Seaburn, P. 2017. The Return of the Stoned Ape Theory of Evolution. Available at: https://mysteriousuniverse.org/2017/07/the-return-of-the-stoned-ape-theory-of-evolution/

Sloat, S. 2017. The ‘Stoned Ape ‘Theory Might Explain Our Extraordinary Evolution. Available at: https://www.inverse.com/article/34186-stoned-ape-hypothesis

Taileaters. Date unknown. The Stoned Ape Theory: A Novel Hypothesis for the Evolution of Humans. Available at: https://taileaters.com/psychedelics/psilocybin/stoned-ape-theory/

Comments

"Finally, the effects of magic mushrooms are temporary. Any major breakthroughs in behavior or thought process would not have lasted longer than any other effects of the mushrooms." Tell that to Dr. Paul Stamets whose chronic stuttering ceased completely after one high dose mushroom trip. www.fungi.com

Sorry, but more likely, the Bills & Teds of the ape world probably went extinct because nobody hunted and gathered for them while they got stoned. It's hard to believe the lengths some will go to deny that we are degenerating, not evolving. We are the half-apes compared to the first men.

What about the Ibogaine root? The usage is past down from antiquity .

Well, Sarah, I'm sorry but your skepticism needs some updating as a matter of fact. First of all, psychedelic mushrooms (Psilocybe, Panaeolus sp.) are found in South Africa (and logic dictates those are not restrained to this country), and have been found and used as well during those happy days when the Sahara was green. Have you ever heard about the drawing from Neolithic age in Algerian tassili, depicting "mushroom being" and the famous "mushroom man" ?
As about the effect of muhsrroms being temporary, well, pharmacologically speaking, yes, but mushroom work well "beyond the flesh" and the changes they bring can be life long. Once the eyes are opened, they stay open! :)

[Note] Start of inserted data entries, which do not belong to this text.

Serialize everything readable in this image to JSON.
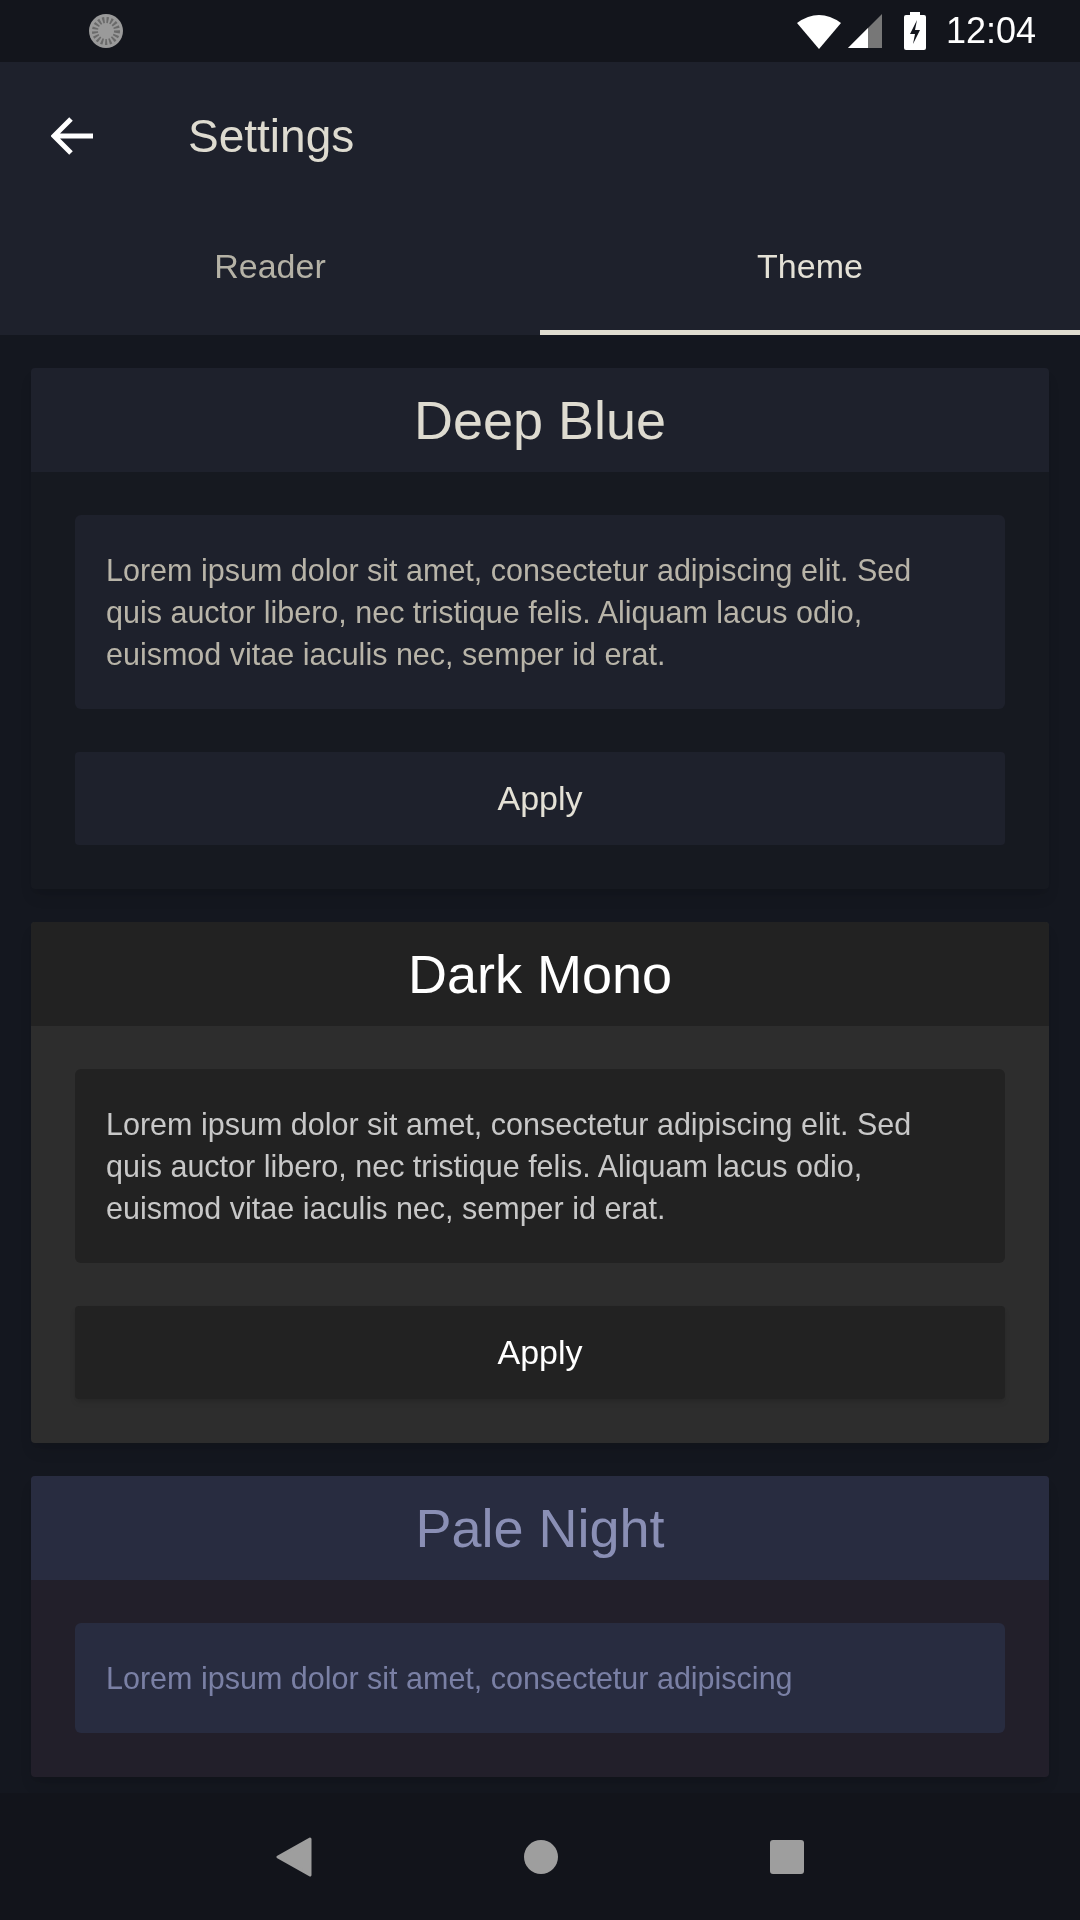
{
  "status_bar": {
    "time": "12:04"
  },
  "app_bar": {
    "title": "Settings"
  },
  "tabs": [
    {
      "label": "Reader",
      "selected": false
    },
    {
      "label": "Theme",
      "selected": true
    }
  ],
  "themes": [
    {
      "kind": "deep_blue",
      "name": "Deep Blue",
      "description": "Lorem ipsum dolor sit amet, consectetur adipiscing elit. Sed quis auctor libero, nec tristique felis. Aliquam lacus odio, euismod vitae iaculis nec, semper id erat.",
      "button": "Apply"
    },
    {
      "kind": "dark_mono",
      "name": "Dark Mono",
      "description": "Lorem ipsum dolor sit amet, consectetur adipiscing elit. Sed quis auctor libero, nec tristique felis. Aliquam lacus odio, euismod vitae iaculis nec, semper id erat.",
      "button": "Apply"
    },
    {
      "kind": "pale_night",
      "name": "Pale Night",
      "description": "Lorem ipsum dolor sit amet, consectetur adipiscing"
    }
  ]
}
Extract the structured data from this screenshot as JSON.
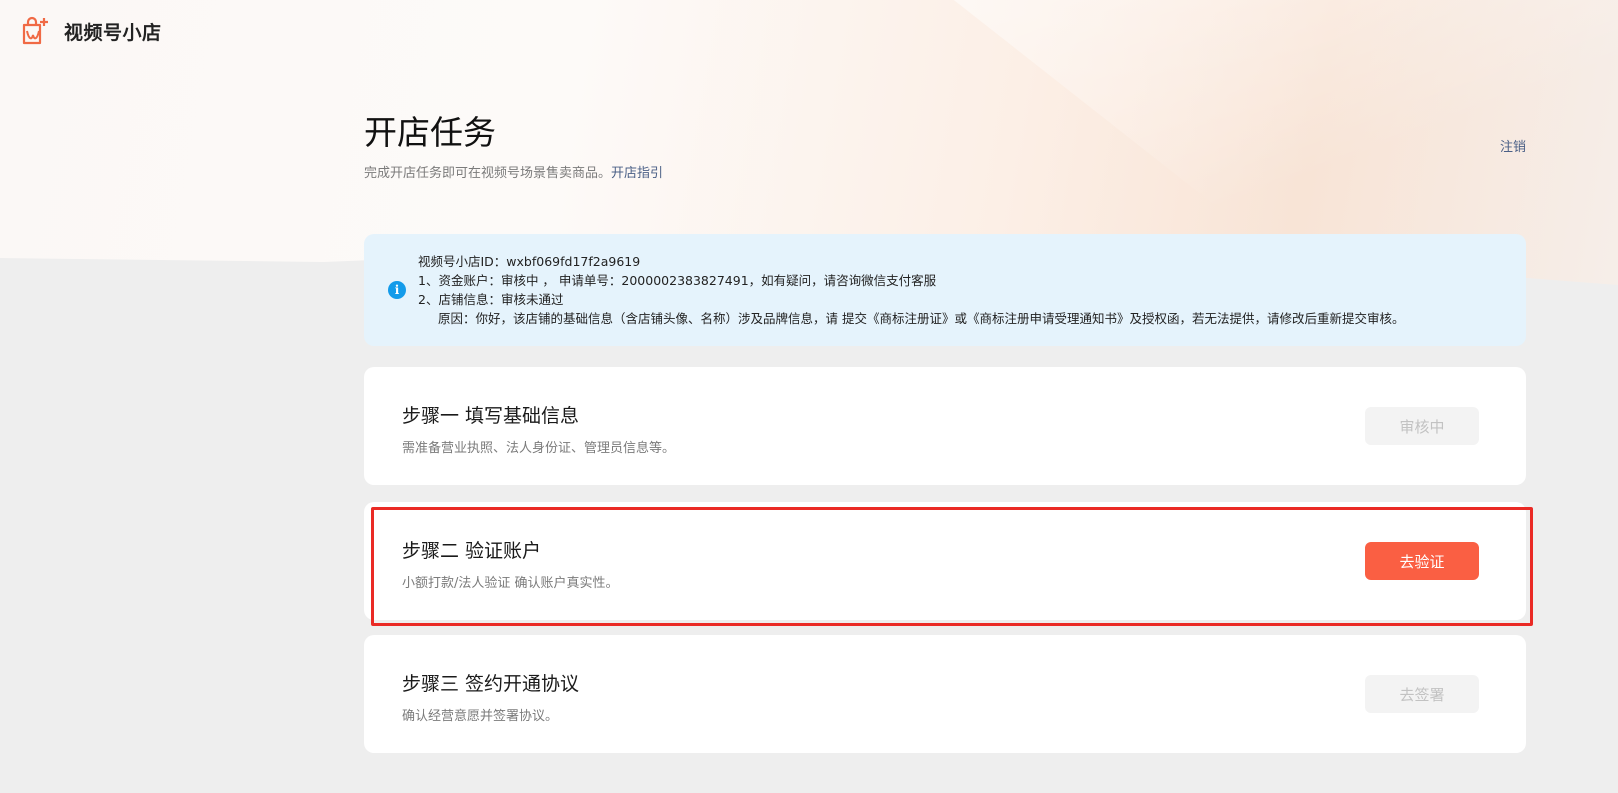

I am not sure whether mushrooms influenced development of early homo sapiens, but they are without a doubt part of human culture and its mystical/religious behaviour. Magic mushrooms were depicted on several artworks of prehistoric or ancient civilisations, for example in wall paintings from Spain or Algeria.Generally all mind altering substances starting with alcoholic beverages such as beer or wine up to more profound such as mysterious soma, magic mushrooms, cannabis or Morning Glory seeds had undeniable influence on human behaviour, culture, religion and art.

One more point would be that effects of magic mushrooms don't end with sobering up. The experience the individual carry on is long lasting and in many cases life changing. The best example would be terminally ill patients who were given a dose of psilocybin and confirmed they reduction in fear of death and improved quality of life for at least 6 months.

Pages

Register to become part of our active community, get updates, receive a monthly newsletter, and enjoy the benefits and rewards of our member point system OR just post your comment below as a Guest.

Next article